# [Information given]

---

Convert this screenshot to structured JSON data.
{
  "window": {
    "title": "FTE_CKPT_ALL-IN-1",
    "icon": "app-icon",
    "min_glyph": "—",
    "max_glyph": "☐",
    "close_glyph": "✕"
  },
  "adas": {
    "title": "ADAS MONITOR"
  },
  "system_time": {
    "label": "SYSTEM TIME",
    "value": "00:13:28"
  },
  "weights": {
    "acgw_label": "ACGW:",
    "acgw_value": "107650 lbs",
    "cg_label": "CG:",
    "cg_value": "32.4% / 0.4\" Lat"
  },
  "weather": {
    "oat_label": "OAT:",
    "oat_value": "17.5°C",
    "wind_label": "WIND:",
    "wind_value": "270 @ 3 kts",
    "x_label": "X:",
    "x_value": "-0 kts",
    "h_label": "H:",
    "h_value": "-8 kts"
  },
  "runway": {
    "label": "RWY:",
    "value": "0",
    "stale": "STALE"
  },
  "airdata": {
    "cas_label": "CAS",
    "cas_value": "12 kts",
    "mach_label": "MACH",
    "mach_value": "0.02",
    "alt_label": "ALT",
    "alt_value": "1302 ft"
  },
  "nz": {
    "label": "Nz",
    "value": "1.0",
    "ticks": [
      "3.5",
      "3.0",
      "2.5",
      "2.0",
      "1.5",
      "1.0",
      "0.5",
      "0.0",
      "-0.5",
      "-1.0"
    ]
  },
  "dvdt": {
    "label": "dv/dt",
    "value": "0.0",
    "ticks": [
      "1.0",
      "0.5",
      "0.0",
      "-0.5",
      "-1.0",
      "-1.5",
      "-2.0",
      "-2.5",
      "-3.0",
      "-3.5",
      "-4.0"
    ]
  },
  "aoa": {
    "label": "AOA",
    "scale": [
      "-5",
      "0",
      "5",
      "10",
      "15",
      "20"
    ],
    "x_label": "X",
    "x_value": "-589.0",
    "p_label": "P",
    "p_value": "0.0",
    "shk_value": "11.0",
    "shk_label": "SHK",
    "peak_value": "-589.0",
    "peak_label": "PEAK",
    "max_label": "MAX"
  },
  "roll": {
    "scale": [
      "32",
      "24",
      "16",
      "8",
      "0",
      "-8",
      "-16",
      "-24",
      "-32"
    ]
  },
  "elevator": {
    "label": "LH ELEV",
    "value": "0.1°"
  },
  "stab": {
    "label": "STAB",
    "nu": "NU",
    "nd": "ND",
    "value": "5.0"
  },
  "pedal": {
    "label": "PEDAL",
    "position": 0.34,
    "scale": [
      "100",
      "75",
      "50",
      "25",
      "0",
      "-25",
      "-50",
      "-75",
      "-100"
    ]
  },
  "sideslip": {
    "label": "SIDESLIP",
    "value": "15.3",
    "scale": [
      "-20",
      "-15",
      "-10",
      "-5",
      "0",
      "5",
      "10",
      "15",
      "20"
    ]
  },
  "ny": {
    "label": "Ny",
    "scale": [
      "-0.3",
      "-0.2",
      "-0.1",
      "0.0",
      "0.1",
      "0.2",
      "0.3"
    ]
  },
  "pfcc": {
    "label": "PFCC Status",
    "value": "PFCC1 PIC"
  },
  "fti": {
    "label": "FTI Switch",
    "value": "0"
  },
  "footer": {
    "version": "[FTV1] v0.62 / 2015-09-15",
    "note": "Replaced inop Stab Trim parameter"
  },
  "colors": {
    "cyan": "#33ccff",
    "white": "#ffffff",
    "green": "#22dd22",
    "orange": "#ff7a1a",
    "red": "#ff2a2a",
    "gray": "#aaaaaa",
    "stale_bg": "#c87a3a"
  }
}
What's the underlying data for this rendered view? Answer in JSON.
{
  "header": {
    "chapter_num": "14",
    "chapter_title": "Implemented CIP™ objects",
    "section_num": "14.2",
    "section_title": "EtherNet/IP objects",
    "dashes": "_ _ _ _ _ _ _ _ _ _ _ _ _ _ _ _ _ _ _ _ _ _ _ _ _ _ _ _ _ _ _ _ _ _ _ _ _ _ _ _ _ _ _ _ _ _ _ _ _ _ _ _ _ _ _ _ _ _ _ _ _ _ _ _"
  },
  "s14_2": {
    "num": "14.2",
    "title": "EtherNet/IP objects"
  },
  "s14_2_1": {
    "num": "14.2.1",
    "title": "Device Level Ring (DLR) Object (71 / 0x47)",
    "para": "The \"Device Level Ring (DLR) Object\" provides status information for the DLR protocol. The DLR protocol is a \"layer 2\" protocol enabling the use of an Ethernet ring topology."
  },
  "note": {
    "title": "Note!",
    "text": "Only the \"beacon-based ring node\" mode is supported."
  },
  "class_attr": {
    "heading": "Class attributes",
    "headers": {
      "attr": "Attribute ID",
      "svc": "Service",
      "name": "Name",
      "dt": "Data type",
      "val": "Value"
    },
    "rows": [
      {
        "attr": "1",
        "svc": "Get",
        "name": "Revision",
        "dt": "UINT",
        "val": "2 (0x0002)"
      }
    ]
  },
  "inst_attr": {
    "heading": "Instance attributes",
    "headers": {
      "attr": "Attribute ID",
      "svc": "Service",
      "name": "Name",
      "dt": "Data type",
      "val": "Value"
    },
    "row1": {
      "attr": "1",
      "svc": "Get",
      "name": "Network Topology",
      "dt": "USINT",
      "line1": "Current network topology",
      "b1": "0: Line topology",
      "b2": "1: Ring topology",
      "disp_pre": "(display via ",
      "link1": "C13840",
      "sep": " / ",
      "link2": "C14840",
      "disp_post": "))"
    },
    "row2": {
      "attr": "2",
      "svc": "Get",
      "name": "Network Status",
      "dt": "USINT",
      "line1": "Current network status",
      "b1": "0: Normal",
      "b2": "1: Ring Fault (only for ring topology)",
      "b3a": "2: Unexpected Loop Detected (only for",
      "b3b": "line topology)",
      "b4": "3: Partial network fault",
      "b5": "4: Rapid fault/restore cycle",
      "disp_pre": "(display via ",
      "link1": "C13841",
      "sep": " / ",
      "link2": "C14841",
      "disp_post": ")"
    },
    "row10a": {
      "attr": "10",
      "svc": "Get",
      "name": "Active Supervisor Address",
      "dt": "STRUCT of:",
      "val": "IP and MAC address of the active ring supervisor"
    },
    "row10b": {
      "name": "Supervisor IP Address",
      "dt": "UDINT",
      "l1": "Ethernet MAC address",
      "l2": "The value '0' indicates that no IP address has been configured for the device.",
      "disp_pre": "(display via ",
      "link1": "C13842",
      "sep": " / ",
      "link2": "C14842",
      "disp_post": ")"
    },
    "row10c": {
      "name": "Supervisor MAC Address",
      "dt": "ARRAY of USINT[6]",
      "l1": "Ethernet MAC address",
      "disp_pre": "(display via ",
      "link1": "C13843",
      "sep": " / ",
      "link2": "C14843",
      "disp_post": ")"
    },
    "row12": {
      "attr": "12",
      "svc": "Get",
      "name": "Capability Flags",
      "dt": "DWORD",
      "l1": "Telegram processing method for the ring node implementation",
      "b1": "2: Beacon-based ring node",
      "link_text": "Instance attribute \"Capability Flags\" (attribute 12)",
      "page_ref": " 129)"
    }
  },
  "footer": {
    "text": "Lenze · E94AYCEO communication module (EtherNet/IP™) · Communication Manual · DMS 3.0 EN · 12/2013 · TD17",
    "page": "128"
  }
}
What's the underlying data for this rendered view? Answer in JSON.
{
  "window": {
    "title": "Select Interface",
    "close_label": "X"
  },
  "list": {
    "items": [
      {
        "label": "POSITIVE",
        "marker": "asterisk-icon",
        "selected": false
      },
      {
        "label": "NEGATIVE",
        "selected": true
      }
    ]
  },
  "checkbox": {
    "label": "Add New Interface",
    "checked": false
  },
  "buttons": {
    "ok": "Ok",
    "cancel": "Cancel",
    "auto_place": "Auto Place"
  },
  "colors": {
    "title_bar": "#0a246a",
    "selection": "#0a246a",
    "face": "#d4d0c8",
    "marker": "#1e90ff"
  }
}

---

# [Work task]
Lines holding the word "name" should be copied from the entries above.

# [The answer]
      "name": "Name",
        "name": "Revision",
      "name": "Name",
      "name": "Network Topology",
      "name": "Network Status",
      "name": "Active Supervisor Address",
      "name": "Supervisor IP Address",
      "name": "Supervisor MAC Address",
      "name": "Capability Flags",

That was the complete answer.